My only question is: will the regulators use transparency to shine light on shadow banking? Specifically, for structured finance securities ranging from covered bonds to securitizations, will the regulators require that these securities provide observable event based reporting so all activities like a payment or delinquency involving the underlying collateral are reported before the beginning of the next business day?
Global regulators set a September 2013 deadline to present tougher rules for money-market mutual funds, repurchase agreements and other so-called shadow banking activities as part of a broader push to reduce risk in the financial system.
The Financial Stability Board also said that it would issue draft rules next year targeted at non-bank institutions whose failure would roil the global economy.
“Vigilant oversight of shadow banking activities will be required to respond to inevitable market mutations,” the FSB said in an e-mailed report. “The approach is designed to be proportionate to financial stability risks.”...
The Basel-based FSB has estimated that global shadow-banking activities were worth about $60 trillion in 2010, as much as 30 percent of the total financial system.
Supervisors class shadow banking activities as those that allow banks to carry out business off balance sheet, as well as those which allow investors to bypass lenders and the functions they traditionally fulfill on the markets.
Institutions identified by regulators as shadow banks also include some exchange traded funds, securitization structures, and monoline insurers, which specialize in products that apply to financial investments....

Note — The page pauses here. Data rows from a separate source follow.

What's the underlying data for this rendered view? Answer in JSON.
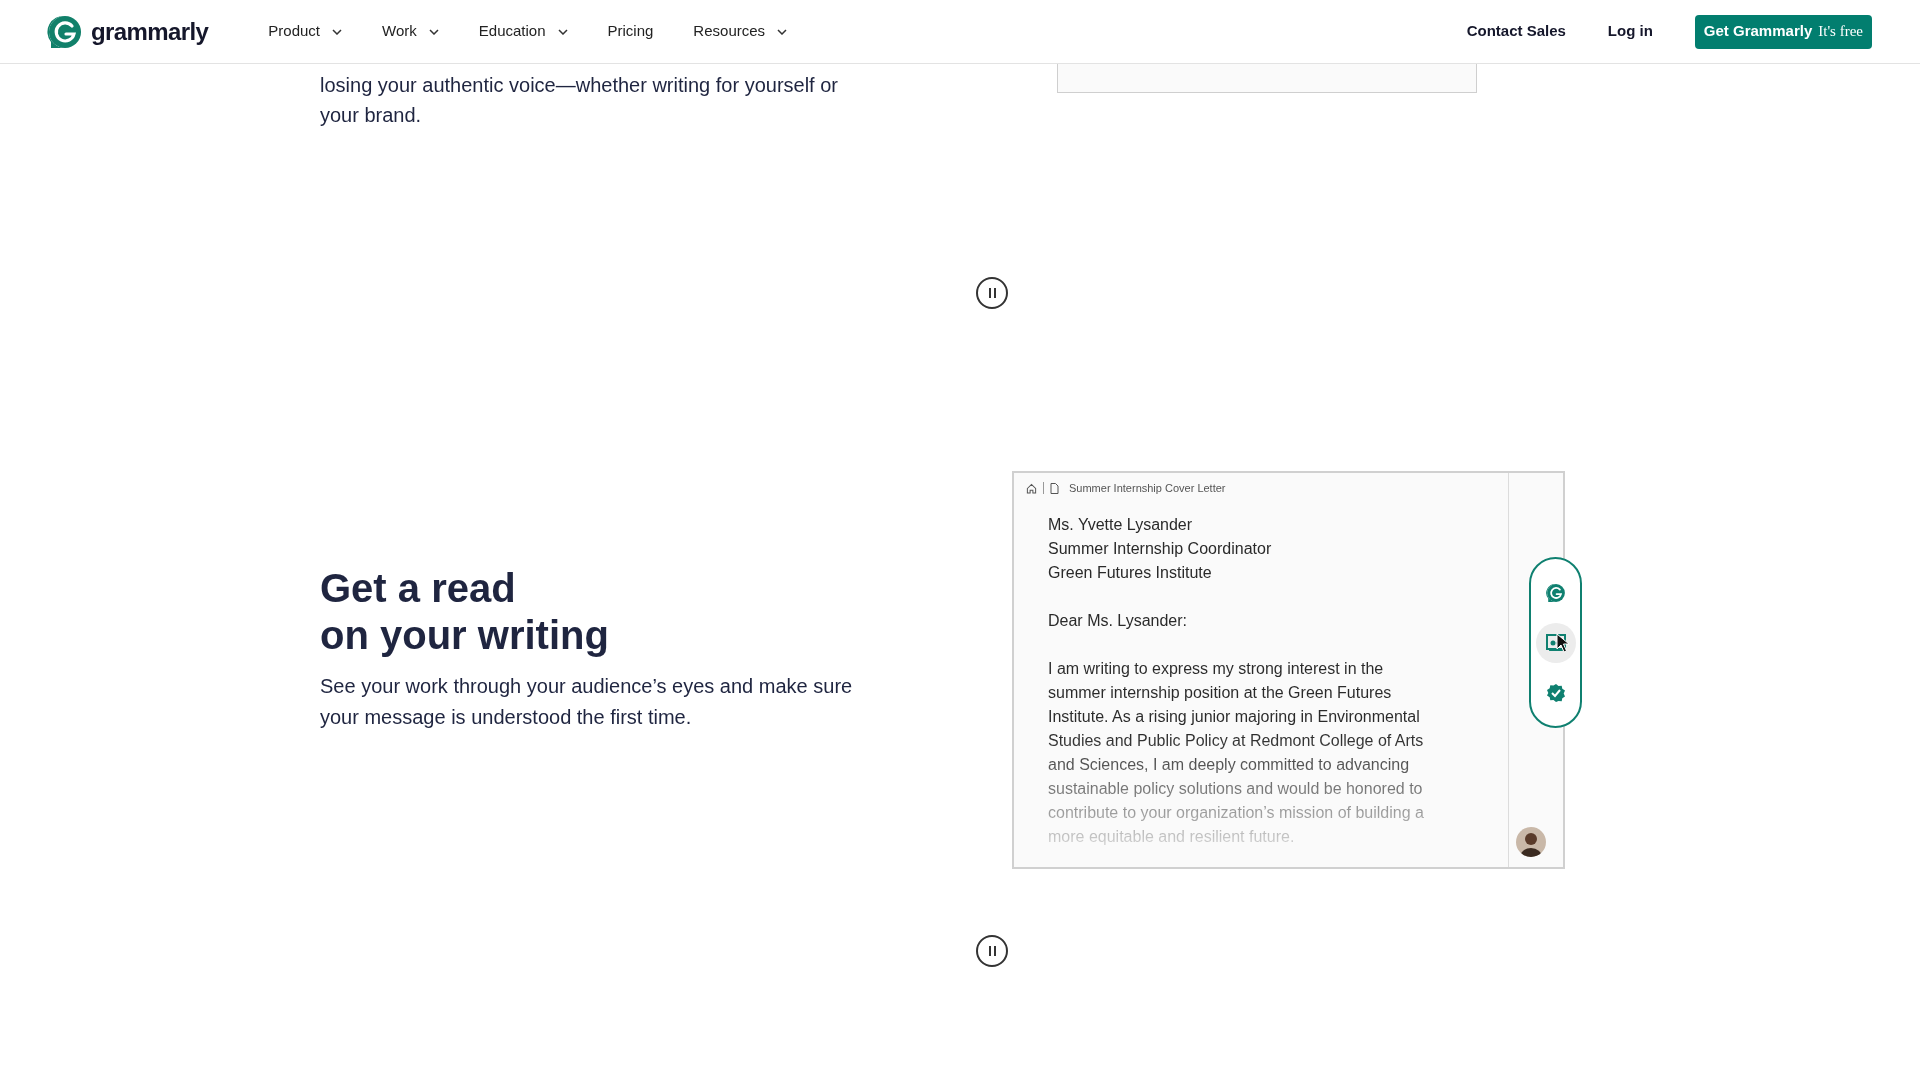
{
  "header": {
    "logo": "grammarly",
    "nav": [
      {
        "label": "Product",
        "dropdown": true
      },
      {
        "label": "Work",
        "dropdown": true
      },
      {
        "label": "Education",
        "dropdown": true
      },
      {
        "label": "Pricing",
        "dropdown": false
      },
      {
        "label": "Resources",
        "dropdown": true
      }
    ],
    "contact": "Contact Sales",
    "login": "Log in",
    "cta": {
      "label": "Get Grammarly",
      "note": "It's free"
    }
  },
  "intro_section": {
    "text_lines": [
      "losing your authentic voice—whether writing for yourself or",
      "your brand."
    ]
  },
  "feature_section": {
    "heading_lines": [
      "Get a read",
      "on your writing"
    ],
    "body": "See your work through your audience’s eyes and make sure your message is understood the first time.",
    "document": {
      "breadcrumb": "Summer Internship Cover Letter",
      "address_lines": [
        "Ms. Yvette Lysander",
        "Summer Internship Coordinator",
        "Green Futures Institute"
      ],
      "salutation": "Dear Ms. Lysander:",
      "body": "I am writing to express my strong interest in the summer internship position at the Green Futures Institute. As a rising junior majoring in Environmental Studies and Public Policy at Redmont College of Arts and Sciences, I am deeply committed to advancing sustainable policy solutions and would be honored to contribute to your organization’s mission of building a more equitable and resilient future.",
      "tools": [
        {
          "kind": "logo",
          "selected": false
        },
        {
          "kind": "audience",
          "selected": true
        },
        {
          "kind": "check",
          "selected": false
        }
      ]
    }
  }
}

“There are a range of tools in the policy toolkit that could ensure the shadow banking system is taken out of the shadows,” Carney said.But will transparency be one of these tools?